WHAT TO DO: Return the full listing, character for character.

◆ ◆ ◆ ◆ ◆

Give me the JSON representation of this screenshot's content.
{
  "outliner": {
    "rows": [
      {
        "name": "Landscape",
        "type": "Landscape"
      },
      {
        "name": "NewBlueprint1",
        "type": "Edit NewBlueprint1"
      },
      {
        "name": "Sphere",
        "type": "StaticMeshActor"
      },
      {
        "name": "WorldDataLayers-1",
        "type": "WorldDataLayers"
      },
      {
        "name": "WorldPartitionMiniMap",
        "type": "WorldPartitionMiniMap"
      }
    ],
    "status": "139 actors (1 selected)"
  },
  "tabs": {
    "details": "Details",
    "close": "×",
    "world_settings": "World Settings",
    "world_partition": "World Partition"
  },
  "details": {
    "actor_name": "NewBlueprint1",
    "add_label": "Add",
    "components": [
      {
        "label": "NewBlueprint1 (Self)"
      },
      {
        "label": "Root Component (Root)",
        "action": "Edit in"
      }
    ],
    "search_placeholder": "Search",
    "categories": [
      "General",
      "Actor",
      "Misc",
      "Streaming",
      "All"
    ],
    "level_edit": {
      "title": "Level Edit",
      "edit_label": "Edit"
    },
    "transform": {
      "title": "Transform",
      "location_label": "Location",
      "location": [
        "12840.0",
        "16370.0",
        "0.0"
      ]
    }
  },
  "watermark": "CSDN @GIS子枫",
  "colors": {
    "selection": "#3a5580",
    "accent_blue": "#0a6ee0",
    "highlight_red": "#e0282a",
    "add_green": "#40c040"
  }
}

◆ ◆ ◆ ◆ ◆

WRITTEN RESPONSE:
Give me the JSON representation of this screenshot's content.
{
  "outliner": {
    "rows": [
      {
        "name": "Landscape",
        "type": "Landscape"
      },
      {
        "name": "NewBlueprint1",
        "type": "Edit NewBlueprint1"
      },
      {
        "name": "Sphere",
        "type": "StaticMeshActor"
      },
      {
        "name": "WorldDataLayers-1",
        "type": "WorldDataLayers"
      },
      {
        "name": "WorldPartitionMiniMap",
        "type": "WorldPartitionMiniMap"
      }
    ],
    "status": "139 actors (1 selected)"
  },
  "tabs": {
    "details": "Details",
    "close": "×",
    "world_settings": "World Settings",
    "world_partition": "World Partition"
  },
  "details": {
    "actor_name": "NewBlueprint1",
    "add_label": "Add",
    "components": [
      {
        "label": "NewBlueprint1 (Self)"
      },
      {
        "label": "Root Component (Root)",
        "action": "Edit in"
      }
    ],
    "search_placeholder": "Search",
    "categories": [
      "General",
      "Actor",
      "Misc",
      "Streaming",
      "All"
    ],
    "level_edit": {
      "title": "Level Edit",
      "edit_label": "Edit"
    },
    "transform": {
      "title": "Transform",
      "location_label": "Location",
      "location": [
        "12840.0",
        "16370.0",
        "0.0"
      ]
    }
  },
  "watermark": "CSDN @GIS子枫",
  "colors": {
    "selection": "#3a5580",
    "accent_blue": "#0a6ee0",
    "highlight_red": "#e0282a",
    "add_green": "#40c040"
  }
}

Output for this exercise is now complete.